The effect of trailing edge wedge angle on the performance of solid, round trailing edges is also investigated. It is found that wedge angle is an important parameter governing trailing edge performance, with higher wedge angles offering reductions in loss. Switching from an 8◦ to a 14◦ wedge angle plate was found to reduce the loss by up to 29% when the plates were in the same flow regime.

The effect of geometry variation on blown, through trailing edge holes geometries is investigated experimentally. These geometries undergo transonic vortex shedding when there is no trailing edge blowing, but the addition of coolant to the base region is able to suppress the vortex shedding and reduce the loss by up to 39%. In order to disrupt the vortex shedding, a threshold coolant mass flow ratio must be reached; the value of this threshold depends on Reynolds number, since this governs the strength of the vortex shedding. Holes of half the area, or holes drilled obliquely to the trailing edge are able to reduce the coolant mass flow for a given value of coolant stagnation pressure coefficient.
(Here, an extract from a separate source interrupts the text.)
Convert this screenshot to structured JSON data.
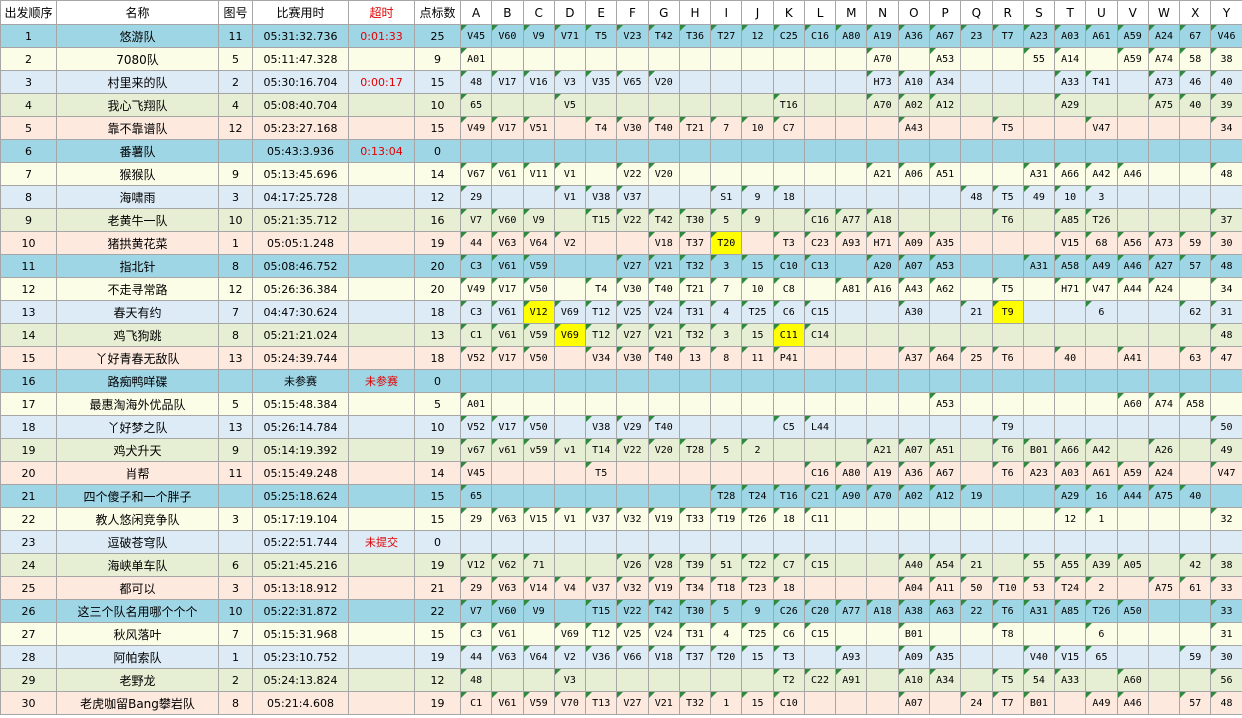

Finally, the effects of manufacturing variation on trailing edge loss is investigated with the aid of GOM scans from real trailing edge geometries. For solid trailing edges, variations in geometry away from an ideal round trailing edge are found to have significant effects on the loss. This is almost always beneficial, since the performance is governed by the ability of the geometry to suppress transonic vortex shedding. Some variations are able to reduce the loss by over 50% from the baseline round geometry. For blown, cutback geometries, the differences in loss due to manufacturing variations are smaller (at most 5% reduction in loss). But, over the majority of operating points tested, there was no disadvantage and indeed sometimes a small advantage of real geometry.





Pullan, Graham


turbomachinery, trailing edge, aerodynamics, turbine, computational fluid dynamics, experimental fluid dynamics, boundary layers, vortex shedding


Doctor of Philosophy (PhD)

Awarding Institution

University of Cambridge
EPSRC (1930379)
Engineering and Physical Sciences Research Council (1930379)
Rolls-Royce, EPSRC